Marquette, MI – November 15, 2017 – While traveling around Marquette and surrounding areas in the Upper Peninsula, you may have noticed many things named Baraga: Baraga Street in Marquette, the town of Baraga, Baraga County, Baraga State Park, the list goes on and on! But have you ever wondered “Why?” or “Where the name came from?”
Executive Director of the Bishop Baraga Association, Lenora R. McKeen spoke to the Marquette West Rotary today to talk about one of the most important figure heads that helped shape the town of Marquette and many other areas into what it is today. Dedications to Bishop Frederic Baraga are common throughout the Upper Peninsula, but can be found in Lower Michigan and Wisconsin too!
McKeen started with some facts to introduce Rotarians to this figure. Irenaeus Frederic Baraga was born June 29th, 1797. He became the first Bishop in Marquette and to this day remains in town, his body resting in St. Peter Cathedral. Passing in 1868, January 2018 marks the 150th Anniversary of his death. He was a remarkable man fluent in six languages. He taught people to value each other and was well traveled coming to America from what is now present day Slovenia in 1830. Over a large area like the Upper Peninsula, Baraga did a lot of snow shoeing, once walking 57 miles one way to baptize a dying girl, 114 miles round trip.

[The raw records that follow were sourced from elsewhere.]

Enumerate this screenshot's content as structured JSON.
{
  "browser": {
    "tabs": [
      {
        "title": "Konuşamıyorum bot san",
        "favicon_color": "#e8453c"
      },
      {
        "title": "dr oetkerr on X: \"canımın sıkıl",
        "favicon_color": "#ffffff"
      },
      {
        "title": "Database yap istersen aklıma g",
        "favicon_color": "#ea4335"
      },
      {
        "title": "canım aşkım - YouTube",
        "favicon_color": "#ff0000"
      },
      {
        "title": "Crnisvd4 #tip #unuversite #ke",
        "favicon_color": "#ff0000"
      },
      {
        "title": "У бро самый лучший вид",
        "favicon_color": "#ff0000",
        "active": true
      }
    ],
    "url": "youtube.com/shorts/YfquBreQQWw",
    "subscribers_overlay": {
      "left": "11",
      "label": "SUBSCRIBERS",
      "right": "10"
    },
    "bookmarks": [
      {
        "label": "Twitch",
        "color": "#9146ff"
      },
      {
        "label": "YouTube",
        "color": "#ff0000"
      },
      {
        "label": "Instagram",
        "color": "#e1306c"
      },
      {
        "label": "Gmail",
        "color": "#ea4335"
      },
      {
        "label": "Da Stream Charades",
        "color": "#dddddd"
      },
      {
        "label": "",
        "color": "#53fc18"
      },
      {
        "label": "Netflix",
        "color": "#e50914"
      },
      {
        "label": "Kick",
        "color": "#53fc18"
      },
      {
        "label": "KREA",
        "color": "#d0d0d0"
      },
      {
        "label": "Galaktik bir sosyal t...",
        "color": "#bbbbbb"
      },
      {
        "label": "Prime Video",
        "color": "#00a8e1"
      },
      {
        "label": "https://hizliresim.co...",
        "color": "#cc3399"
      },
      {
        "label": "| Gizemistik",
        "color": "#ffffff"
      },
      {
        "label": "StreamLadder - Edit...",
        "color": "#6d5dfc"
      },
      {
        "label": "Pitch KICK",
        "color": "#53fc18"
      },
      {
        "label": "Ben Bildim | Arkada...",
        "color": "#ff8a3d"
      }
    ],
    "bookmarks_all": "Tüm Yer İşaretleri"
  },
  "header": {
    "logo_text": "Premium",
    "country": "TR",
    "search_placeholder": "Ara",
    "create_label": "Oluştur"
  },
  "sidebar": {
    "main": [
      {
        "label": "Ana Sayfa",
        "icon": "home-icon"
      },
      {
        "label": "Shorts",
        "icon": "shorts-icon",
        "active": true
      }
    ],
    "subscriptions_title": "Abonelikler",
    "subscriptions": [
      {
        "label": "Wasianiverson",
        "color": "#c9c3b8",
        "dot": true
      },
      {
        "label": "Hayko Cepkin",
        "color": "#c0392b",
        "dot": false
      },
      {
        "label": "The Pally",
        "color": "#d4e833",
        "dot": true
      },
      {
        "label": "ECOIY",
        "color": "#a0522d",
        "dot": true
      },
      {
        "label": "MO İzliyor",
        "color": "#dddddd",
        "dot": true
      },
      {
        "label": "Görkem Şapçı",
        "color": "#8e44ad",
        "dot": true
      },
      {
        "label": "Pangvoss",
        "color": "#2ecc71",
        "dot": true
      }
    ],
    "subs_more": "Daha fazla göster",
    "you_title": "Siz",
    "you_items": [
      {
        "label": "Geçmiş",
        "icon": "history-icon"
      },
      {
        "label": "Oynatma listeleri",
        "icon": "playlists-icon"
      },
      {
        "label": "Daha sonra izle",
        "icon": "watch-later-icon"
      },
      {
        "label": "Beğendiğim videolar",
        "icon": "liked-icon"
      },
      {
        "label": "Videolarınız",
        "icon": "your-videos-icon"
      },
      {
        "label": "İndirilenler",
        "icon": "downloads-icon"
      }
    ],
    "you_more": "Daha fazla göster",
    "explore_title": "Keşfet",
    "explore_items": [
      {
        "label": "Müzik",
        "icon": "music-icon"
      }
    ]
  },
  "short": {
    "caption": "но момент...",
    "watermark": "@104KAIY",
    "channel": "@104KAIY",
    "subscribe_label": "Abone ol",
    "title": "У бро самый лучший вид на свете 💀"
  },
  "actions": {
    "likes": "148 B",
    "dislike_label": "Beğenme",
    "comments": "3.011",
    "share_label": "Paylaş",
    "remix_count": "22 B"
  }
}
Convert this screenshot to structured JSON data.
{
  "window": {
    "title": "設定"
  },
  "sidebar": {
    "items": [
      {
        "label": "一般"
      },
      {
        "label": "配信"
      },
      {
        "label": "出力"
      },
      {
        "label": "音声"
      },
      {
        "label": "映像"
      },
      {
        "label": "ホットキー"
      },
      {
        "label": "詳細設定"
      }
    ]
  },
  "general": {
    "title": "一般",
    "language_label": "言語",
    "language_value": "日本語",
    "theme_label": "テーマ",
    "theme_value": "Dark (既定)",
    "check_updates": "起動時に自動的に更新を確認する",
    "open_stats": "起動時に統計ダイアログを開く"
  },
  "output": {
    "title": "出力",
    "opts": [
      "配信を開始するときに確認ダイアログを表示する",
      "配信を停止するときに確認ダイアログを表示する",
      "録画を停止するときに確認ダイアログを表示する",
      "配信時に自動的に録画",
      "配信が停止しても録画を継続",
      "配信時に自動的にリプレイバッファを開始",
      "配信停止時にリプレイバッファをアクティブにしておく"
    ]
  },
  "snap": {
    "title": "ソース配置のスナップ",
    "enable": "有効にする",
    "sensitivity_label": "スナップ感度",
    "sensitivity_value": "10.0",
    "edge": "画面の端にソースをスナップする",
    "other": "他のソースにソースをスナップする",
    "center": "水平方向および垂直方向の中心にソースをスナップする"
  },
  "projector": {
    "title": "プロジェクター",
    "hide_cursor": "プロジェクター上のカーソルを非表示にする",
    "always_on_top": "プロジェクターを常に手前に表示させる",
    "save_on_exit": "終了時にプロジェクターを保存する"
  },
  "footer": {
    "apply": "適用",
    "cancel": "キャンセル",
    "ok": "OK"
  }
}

McKeen and the Bishop Baraga Association are working to canonize Bishop Baraga. In order to complete the process a miracle must be attributed to the candidate’s name. A very recent case has refueled attempts to have Baraga canonized. A woman carrying her 8th child was having difficulties with the pregnancy. Challenges throughout the term and delivery resulted in optic nerve damage. Recently a priest visited the now eight-month-old boy giving him a relic. The priest then prayed for the baby asking Bishop Baraga to intercede on behalf the boy and work a spiritual miracle through God. That night they believe a miracle was performed. The therapist saw great improvement in the child overnight claiming he was completely healed and canceled the upcoming eye surgery! MRIs appeared completely normal and organization members hope to dedicate this miracle in the name of Bishop Baraga to proceed with the canonization.
Once canonized, people from all around the world will make the pilgrimage to Marquette. Tourism in Marquette, specifically to the museum. A large celebration is scheduled on January 19th, 2018 for the 150th anniversary of his death. For more details on the event, contact Lenora McKeen at (906) 227-9117.
You can see the house where Bishop Baraga lived on Rock Street in Marquette. The house will become the Baraga Education Center. A number of Native American tools were displayed throughout the house since he was so focused on Natives. Soon they will also be displaying many letters from Bishop Baraga and looking to develop the adjacent property into a prayer garden.